Features

Japan: Strenuous economy

"Japan: Strenuous economy" Continued...

Issue: "Troops hunt for weapons," June 14, 2003

During the 1920s and 1930s, Japan step-by-step removed the religious liberties that had been granted in the 1860s, and liberalized Protestant churches rarely fought back. When authorities urged attendance at Shinto shrines as a "civil manifestation of loyalty," Christian school groups often complied. The Religious Organizations Law (Shukyo dantai ho ) of 1939 gave Japan's government the right to disband religious groups whose teachings conflicted with the "Imperial Way." When the Japanese government pressed for the formation of the Nihon Kirisuto Kyodan (the United Church of Christ in Japan), a union of 34 Protestant denominations, a few churches would not go along, but most accepted the new order.

Many churches danced around questions posed by government officials: How could God, who you say is the Creator of all, have created the Emperor, who is a divine being himself? Will God's kingdom inevitably replace the Emperor's rule? Is the Emperor a sinner? In 1942 government officials arrested 42 Pentecostal pastors and charged them with teaching the sovereignty of Christ upon His return. After World War II many churches apologized for their complicity, but the opportunity to bear witness was gone. Some missionaries arrived with American occupation forces after the war, but Christianity is still the faith of perhaps only one in a hundred Japanese.

Marvin Olasky
Marvin Olasky

Marvin is editor in chief of WORLD News Group and the author of more than 20 books, including The Tragedy of American Compassion.

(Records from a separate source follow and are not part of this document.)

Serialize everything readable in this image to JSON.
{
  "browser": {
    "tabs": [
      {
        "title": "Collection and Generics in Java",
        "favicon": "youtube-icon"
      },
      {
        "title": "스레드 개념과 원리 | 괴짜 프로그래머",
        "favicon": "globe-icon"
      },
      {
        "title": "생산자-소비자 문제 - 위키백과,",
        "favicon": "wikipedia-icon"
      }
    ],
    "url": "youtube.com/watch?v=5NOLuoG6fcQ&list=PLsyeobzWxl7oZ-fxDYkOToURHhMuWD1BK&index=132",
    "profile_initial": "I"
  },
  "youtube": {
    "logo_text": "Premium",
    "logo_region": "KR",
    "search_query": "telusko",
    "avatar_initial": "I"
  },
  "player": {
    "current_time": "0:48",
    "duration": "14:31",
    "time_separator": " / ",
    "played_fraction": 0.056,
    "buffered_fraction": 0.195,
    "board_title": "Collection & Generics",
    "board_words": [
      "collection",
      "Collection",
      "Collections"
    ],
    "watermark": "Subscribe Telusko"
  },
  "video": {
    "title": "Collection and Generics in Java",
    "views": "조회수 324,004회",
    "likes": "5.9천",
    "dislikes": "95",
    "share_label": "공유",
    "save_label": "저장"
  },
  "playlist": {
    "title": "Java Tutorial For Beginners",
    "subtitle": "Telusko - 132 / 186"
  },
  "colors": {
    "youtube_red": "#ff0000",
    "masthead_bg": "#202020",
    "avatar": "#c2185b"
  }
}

Follow Marvin on Twitter @MarvinOlasky.

Comments

You must be a WORLD member to post comments.

    Keep Reading

     

    From cool to cold

    A long-term study finds middle-school popularity often doesn’t end well